coming from consumers, legislators, media or
individual businesses the need is no longer up for
For consumers, the massive shift to online and home delivery is making our
standards to bring together the physical and digital supply chains an increasing reality to many consumers.
Supply chains are becoming increasingly democratised. There’s a wealth of delivery apps and organisations are seeing those consumers and businesses connected to more and more businesses. Increasingly no business is too small, and no order is too small to deliver to the consumer. To operate however this needs simple, clear and easy to use standards supported by good training and guidance.
For both the media and consumers there’s a desire to know the provenance of the products. Where have the ingredients come from,
who produced them, under what conditions, how was it transported and what
impact did it have on the environment.
For legislators, the publication of Henry Dimbleby’s, government
commissioned, National Food strategy in July highlighted challenges across the whole of the food
supply chain and has put
forward suggestions as to how they can be addressed. It proposes a National Food System data programme could be used to judge the performance of the entire industry. This would require reliable, trusted data that is seamlessly communicated up and down the supply chain and GS1 standards could play a significant role in making this recommendation a reality.

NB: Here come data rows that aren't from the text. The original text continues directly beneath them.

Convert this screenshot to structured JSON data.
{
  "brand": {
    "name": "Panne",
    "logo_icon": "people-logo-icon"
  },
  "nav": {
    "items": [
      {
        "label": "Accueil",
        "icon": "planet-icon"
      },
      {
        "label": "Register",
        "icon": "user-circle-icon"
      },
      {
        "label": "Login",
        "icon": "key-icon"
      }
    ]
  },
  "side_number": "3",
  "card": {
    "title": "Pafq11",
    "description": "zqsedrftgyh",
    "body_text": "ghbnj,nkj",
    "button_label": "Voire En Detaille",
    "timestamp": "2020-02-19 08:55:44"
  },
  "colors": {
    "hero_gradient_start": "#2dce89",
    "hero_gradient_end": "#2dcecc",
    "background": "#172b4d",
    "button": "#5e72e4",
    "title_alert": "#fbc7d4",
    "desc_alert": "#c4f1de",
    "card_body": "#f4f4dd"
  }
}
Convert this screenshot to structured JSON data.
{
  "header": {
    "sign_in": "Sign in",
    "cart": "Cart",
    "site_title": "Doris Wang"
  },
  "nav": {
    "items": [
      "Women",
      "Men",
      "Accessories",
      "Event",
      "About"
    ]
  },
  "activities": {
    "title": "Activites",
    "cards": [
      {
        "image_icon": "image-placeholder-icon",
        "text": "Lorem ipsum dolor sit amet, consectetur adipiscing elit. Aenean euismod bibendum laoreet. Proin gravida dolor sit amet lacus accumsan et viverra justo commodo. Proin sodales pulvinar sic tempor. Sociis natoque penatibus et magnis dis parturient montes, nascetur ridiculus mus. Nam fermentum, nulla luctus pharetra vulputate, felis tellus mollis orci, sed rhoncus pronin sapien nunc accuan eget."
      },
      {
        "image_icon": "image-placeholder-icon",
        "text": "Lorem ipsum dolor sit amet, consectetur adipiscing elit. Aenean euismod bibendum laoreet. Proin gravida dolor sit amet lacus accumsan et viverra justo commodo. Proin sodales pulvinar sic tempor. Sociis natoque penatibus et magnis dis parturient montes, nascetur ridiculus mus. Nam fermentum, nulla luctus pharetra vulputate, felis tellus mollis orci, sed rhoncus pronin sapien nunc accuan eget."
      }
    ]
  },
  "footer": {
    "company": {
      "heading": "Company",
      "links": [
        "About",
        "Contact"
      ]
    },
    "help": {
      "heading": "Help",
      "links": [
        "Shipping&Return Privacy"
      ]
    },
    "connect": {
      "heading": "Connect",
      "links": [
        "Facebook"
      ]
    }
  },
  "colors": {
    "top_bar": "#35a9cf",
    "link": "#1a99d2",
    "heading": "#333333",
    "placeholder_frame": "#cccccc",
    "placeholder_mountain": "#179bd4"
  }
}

These areas will provide focus for the year ahead and will ensure GS1 standards are at the heart of a new digital and democratised supply chain. Our standards will ensure people remain informed and protected be that with regard to the food that they eat or the treatments they receive.
Chris Tyas OBE
Chair, GS1 UK